The exhilaration of racing down Rainbow Road, squeaking around a curve, and grabbing a power-up from one of the floating square icons on the screen is well known to Mario Kart fans. Less preferable, though, is to slip on a banana peel laid by another racer and fly off the side of the road into oblivion.
One of the things that makes the iconic Nintendo racing game, which has been around since the early 1990s, so fascinating is this intense battle between many players, who employ a range of game tokens and equipment to accelerate ahead or impede their rivals.
“It’s been fun since I was a kid, it’s fun for my kids, in part because anyone can play it,” says Andrew Bell, a Boston University College of Arts & Sciences assistant professor of earth and environment. But as a researcher studying economic principles, Bell also sees Mario Kart as much more than just a racing game.
In a recent paper, Bell makes the case that the principles of Mario Kart, particularly those elements that make the game so addicting and enjoyable for players, can act as a useful framework for developing more equitable social and economic programs that would better support farmers in underdeveloped, rural areas.
That’s because the game is made to keep you in the race even when you’re performing terribly, like flying over the side of Rainbow Road in Mario Kart.
“Farming is an awful thing to have to do if you don’t want to be a farmer,” Bell says. “You have to be an entrepreneur, you have to be an agronomist, put in a bunch of labor, and in so many parts of the world people are farmers because their parents are farmers and those are the assets and options they had.”
This is a typical tale Bell has encountered often when conducting research in Pakistan, Bangladesh, Cambodia, Malawi, and other southern African nations, and it is partly what motivated him to concentrate his study on public policies that could promote development.
In recent research, Bell makes the case that policies that directly support farmers in the world’s poorest developing nations could contribute to both an overall decrease in poverty and an increase in environmentally benign and sustainable practices.
Farming is an awful thing to have to do if you don’t want to be a farmer. You have to be an entrepreneur, you have to be an agronomist, put in a bunch of labor, and in so many parts of the world people are farmers because their parents are farmers and those are the assets and options they had.Andrew Bell
According to Bell, the concept is similar to how Mario Kart provides players who are falling behind in the race the best power-ups in order to push them to the front of the pack and keep them in the race.
At contrast, speedier players in the front usually receive inferior abilities, such as ink splats or banana peels to interfere with the other players’ screens, rather than these similar enhancements.

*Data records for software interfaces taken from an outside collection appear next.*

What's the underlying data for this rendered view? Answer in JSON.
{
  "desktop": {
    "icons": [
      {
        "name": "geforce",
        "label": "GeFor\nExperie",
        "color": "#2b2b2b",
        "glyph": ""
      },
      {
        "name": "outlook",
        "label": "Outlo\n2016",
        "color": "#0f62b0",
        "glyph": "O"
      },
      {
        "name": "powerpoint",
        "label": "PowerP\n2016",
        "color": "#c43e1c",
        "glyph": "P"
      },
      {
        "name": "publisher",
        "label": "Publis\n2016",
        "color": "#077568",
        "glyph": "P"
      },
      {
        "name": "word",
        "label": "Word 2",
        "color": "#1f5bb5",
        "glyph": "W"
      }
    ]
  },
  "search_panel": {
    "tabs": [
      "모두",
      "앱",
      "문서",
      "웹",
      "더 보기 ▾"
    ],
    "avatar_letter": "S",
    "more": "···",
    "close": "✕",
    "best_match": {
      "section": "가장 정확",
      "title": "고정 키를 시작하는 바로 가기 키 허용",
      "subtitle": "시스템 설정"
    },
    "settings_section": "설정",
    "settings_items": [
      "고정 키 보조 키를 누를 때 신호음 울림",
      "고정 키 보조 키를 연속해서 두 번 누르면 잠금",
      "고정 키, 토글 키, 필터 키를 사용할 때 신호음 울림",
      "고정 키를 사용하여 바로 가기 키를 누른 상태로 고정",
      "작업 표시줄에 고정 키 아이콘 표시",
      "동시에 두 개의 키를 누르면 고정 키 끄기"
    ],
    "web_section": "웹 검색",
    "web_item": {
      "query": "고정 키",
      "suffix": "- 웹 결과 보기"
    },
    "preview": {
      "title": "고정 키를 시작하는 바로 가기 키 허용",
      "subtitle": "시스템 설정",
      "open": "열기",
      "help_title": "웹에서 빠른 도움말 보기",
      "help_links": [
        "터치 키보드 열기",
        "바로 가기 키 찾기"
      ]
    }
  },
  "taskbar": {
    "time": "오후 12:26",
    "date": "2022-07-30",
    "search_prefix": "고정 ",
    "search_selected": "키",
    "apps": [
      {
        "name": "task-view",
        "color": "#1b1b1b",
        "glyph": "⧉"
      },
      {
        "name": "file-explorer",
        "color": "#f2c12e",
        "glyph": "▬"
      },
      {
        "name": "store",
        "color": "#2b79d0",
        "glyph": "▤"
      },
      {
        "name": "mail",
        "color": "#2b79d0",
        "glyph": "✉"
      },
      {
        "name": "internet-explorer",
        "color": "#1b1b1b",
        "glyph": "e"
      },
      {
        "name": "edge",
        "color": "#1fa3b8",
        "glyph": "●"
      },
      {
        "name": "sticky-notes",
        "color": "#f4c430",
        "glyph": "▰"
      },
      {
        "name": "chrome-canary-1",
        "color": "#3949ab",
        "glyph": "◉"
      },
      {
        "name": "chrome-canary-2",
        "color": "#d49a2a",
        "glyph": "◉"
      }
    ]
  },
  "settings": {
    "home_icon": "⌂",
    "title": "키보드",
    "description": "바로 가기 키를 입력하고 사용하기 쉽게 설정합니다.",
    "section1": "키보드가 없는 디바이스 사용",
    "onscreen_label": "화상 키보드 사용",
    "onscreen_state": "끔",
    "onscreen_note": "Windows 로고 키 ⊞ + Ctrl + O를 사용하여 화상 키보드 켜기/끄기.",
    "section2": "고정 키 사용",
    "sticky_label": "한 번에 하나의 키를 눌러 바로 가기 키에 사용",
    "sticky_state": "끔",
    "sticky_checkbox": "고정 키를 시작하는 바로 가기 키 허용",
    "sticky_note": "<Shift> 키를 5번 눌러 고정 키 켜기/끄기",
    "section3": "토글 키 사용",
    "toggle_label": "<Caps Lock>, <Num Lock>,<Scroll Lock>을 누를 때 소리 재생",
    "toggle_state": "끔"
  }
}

Bell claims that this strategy, known as “rubber banding,” is what keeps the game exciting and engaging because there is always a chance for you to win.
“And that’s exactly what we want to do in development,” he says. “And it is really, really difficult to do.”
Rubber banding is easy in the world of video games because there aren’t any obstacles from the outside world. Rubber banding, however, to provide financial resources to agricultural families and communities, who need them the most, is a very complex idea in the actual world.
These possibilities could take the form of the following, according to Bell: Governments could set up a program where a third party, such as a hydropower company, would pay farmers to adopt agricultural practices that would help prevent erosion in order for the company to build a dam to generate electricity.
According to Bell, it is a complex transaction that has only been successful under very precise conditions, but systems like this one, called Payments for Ecosystem Services (PES), have proven effective in assisting both farmers and the environment.
Finding private businesses that are prepared to pay for ecosystem services and linking them with farmers who are open to changing their agricultural practices is a significant difficulty. The good news about rubber bands, however, is that as more people engage in such economic initiatives, more others will do the same, a phenomenon Bell refers to in his study as “crowding in.”
The largest challenge, according to Bell, is figuring out how to get help to those in need in the first place because, until recently, many of the population was virtually living off the grid.
“It’s hard to know who is in the back of the pack,” Bell says.
But according to Bell, in the past ten years or so, communication with those living in low-resource areas has become easier, partly as a result of the widespread use of mobile phones. (In another recent paper, Bell and his collaborators found that smartphones can also play a role in understanding and addressing food insecurity.)
Currently, mobile devices assist local governments and groups in identifying those looking for more affluent means of subsistence outside of the difficult practice of agriculture and in connecting with those individuals with economic prospects.
According to Bell, increasing the availability of mobile devices in underdeveloped areas of the world would also make it possible to more accurately evaluate the wealth gap between the richest and poorest families and assess the efficacy of recently put into placed policies and initiatives.
“Mario Kart’s rubber-banding ethos is to target those in the back with the items that best help them to close their gap their own ‘golden mushrooms,’” Bell wrote in the paper, referring to the power-up that gives lagging racers powerful speed bursts.
Researchers and decision-makers must initially evaluate “what the golden mushroom may be within their unique context and problem at-large” in order to enhance environmental stewardship while reducing poverty.